As you may have noticed from my last update, I have spent a lot of time thinking about how to apply what we learn from studying football stats. How do you take academic knowledge and make it practical? What feedback do we get from talking to players and coaches about how to better apply these ideas in the future? What simply does not work?
I cannot stress enough that the world is just getting started in this area. What we understand and think is correct now may dramatically change over the next 20 years, but you do the best with what you have. Progress is a bumpy road.
What follows is a goofy idea I was fooling around with some time ago related to developing player skills in ways that are intuitive, especially to younger players. The concept here is that coaches could introduce this, and coach a couple of brief sessions on proper usage and technique, and then players could then use this as part of their free development time to help improve skills.
Confession: It might be dumb for reasons I have never thought about but many of the coaches out there have.
Here’s the rub… that’s fine!
Experimenting with concepts and ideas is one of the most important things new people can add to the game. Plenty of potentially bright ideas won’t work out for , but many of those interim steps might be required for something truly brilliant.
The other thing I am fairly certain teams do not do enough of is learn from their training information and data. Game data only takes you so far. Being able to objectively evaluate your own players based on training drills from the first team right down through the academy is a hugely valuable resource that can’t be replicated in any other way. The ideas below were me poking around with developing an environment where that became fairly natural.
Anyway, here you go… the
FIFA Skills Pitch
You know the FIFA skill drills that help teach you how to perform certain drills in the game? Let’s adapt those and use them for objective performance and skill tracking.
The concept is to create a pitch with different areas designated to different types of skill drills. At regular intervals, coaches/analysts track player performance in the various skills and update the skill leaderboards.
Game data only generates a very small sample of information about certain important skills.
Example: In order to find out who the best shooters in the world are, it can take from 3-5 seasons of data to tease out whether a player is good versus lucky with regard to shooting skill. For skills like long shots, free kick taking, or corner taking it could potentially take even longer to discover this information.
However, by starting to track data in training for skills we care about, we can rapidly overcome the small sample size problem and learn in a matter of months what it might take years of game data to discover. We can also tailor player roles better to personnel who actually have the skills we want. And finally we can start to track player improvement in these areas objectively.
The objectives here are as follows:
If this pitch gets a high amount of use, you might consider developing it on turf, because the free kick and corner locations especially will get chewed to bits.
Free Kick Skill Location
How? For free kicks, pick 5 spots on the pitch (Example: central, 22 yds, Right 20, Left 20, Right 26, Left 26).
Add two 1-yard wide targets from top to bottom of the goal on each side (make sure they are color coded different colors, since it makes it easier to remember and for the brain to process) plus elevated wall simulations.
2 times a week, have any potential free kick takers take 2 shots each from those locations and track the data. (The fitness guys cannot POSSIBLY complain about 10 total extra free kicks, right?)
(Note: Remember to randomize the locations they take kicks from so that they mimic game situations as much as possible.
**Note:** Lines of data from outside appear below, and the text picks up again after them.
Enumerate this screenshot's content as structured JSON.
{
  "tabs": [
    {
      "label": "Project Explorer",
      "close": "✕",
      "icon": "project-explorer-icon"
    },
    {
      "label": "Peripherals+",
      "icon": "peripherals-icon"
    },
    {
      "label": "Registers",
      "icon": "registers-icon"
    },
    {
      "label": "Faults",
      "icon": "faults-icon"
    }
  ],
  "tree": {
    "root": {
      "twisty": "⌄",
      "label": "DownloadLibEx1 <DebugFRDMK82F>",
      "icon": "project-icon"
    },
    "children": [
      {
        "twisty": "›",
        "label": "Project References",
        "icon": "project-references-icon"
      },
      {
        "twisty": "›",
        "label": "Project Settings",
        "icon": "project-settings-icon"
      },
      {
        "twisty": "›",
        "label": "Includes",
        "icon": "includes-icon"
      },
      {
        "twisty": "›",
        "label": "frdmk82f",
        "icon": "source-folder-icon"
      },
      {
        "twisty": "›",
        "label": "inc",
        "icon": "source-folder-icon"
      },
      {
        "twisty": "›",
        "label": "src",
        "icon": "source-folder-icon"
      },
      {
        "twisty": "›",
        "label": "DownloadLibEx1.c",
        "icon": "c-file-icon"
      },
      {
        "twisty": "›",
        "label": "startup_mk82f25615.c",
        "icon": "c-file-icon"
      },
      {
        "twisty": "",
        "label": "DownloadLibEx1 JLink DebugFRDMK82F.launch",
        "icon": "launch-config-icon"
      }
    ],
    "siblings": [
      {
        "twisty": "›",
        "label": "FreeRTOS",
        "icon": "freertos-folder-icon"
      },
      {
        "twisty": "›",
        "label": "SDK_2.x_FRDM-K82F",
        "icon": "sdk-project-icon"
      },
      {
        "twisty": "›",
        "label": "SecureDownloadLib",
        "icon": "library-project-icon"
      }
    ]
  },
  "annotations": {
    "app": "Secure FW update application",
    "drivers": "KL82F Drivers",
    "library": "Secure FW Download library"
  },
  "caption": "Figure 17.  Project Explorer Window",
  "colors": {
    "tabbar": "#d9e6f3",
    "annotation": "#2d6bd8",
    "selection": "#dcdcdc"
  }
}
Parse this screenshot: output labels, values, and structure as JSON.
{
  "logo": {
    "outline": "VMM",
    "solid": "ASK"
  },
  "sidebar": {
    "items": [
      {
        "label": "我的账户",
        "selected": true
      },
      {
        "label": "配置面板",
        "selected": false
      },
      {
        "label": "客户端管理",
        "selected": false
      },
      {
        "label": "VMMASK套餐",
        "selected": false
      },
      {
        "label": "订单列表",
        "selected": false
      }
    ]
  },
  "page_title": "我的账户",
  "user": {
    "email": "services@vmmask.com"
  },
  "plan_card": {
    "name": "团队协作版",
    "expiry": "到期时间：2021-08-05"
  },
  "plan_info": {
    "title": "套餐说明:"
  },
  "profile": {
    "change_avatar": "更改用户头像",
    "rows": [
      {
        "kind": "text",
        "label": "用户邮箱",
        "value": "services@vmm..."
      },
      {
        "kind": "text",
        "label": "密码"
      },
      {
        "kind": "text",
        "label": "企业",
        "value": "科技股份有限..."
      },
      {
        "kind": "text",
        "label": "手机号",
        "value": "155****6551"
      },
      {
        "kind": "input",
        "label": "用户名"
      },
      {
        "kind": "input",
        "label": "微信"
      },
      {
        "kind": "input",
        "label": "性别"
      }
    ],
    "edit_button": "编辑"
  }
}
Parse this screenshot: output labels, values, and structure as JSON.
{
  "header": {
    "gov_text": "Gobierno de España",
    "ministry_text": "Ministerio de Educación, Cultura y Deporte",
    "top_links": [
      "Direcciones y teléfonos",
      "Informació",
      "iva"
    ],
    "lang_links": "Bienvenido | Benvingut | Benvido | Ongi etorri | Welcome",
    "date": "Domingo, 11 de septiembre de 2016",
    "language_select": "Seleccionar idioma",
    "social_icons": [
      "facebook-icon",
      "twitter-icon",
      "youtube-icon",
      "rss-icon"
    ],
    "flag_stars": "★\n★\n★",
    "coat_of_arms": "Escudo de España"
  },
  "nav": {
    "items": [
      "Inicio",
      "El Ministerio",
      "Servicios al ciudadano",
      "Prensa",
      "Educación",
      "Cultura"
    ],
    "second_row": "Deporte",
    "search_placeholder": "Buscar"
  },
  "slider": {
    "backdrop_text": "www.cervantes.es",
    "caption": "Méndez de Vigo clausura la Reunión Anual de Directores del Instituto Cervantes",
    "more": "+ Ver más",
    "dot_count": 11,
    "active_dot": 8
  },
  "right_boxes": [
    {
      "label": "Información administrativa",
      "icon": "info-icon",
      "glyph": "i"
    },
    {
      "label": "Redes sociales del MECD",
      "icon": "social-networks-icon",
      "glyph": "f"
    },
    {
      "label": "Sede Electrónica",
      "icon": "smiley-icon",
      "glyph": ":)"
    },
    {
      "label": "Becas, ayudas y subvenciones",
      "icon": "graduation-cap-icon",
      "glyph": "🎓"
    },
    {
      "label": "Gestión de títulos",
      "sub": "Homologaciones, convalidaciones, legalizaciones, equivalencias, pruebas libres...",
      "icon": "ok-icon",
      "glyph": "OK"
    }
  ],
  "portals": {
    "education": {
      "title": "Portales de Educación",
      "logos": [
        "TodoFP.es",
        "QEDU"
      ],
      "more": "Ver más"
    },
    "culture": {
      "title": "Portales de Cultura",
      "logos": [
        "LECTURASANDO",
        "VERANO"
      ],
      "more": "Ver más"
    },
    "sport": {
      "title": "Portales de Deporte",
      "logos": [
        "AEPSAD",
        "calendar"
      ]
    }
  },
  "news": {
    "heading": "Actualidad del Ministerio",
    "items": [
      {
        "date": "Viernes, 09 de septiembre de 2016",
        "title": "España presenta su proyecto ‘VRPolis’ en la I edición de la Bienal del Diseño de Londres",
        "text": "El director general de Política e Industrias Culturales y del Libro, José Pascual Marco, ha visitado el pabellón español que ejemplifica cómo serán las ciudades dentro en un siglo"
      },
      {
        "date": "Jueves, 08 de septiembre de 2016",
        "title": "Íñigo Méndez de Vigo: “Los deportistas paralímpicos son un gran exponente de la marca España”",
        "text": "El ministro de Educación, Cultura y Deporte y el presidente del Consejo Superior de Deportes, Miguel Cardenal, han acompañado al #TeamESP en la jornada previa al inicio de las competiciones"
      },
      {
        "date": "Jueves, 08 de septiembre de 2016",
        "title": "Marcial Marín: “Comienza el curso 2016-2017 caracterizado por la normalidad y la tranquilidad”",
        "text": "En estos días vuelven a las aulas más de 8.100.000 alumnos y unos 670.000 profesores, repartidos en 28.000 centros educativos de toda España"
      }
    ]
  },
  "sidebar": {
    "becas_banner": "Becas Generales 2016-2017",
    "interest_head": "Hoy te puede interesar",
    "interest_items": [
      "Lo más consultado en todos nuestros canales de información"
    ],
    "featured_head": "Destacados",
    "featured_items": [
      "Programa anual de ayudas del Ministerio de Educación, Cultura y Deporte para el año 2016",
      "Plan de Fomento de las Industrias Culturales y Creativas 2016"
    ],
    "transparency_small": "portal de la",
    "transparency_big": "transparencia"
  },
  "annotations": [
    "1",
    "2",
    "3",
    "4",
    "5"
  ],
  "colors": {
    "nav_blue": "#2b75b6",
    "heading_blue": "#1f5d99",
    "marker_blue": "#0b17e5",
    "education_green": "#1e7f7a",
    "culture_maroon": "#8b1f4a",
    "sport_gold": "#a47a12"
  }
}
You never get to take a FK from the exact same spot twice in a row in a match.)
If you want to maintain the ability for guys to keep practicing and move up and down the leader board (and the on-pitch FK taker roster) then have data expire after a certain amount of time for leaderboard purposes or weight the newer data as more important than the old.
Also look into mixing in actual team practice with keepers and walls and tracking that at a less frequent interval to mimic in-game situations.
One of the things we might learn here is that certain guys are just better at converting from certain locations and we can use that for in-game decisions.
Crossing and Corner Takers Skill Location
Do something similar to the free kicks except for corners. Set up elevated targets (or rubbish bins, if you want) at the different locations and heights you want your corners to land in and track the performances twice a week from each side.
(This is a really vanilla example from the game itself, but there’s a lot that can be done here depending on what is durable and practical.)
Obviously there is some subjectivity to the evaluations – this guy hits it harder, or flatter on corners or whatever – but now coaches have actionable information on player skills, and the analysis team has more info to help evaluate the ability and importance of players in the team.
Use the same targets as the free kicks except add a large target centrally as well (Insert important game theory point about slow central penalties here). Alternatively, you can literally just recreate the target setup from the video game.
One left and one right, exiting into the very top of the penalty box. From there you get 2 options
Variation: Something like this for wide players: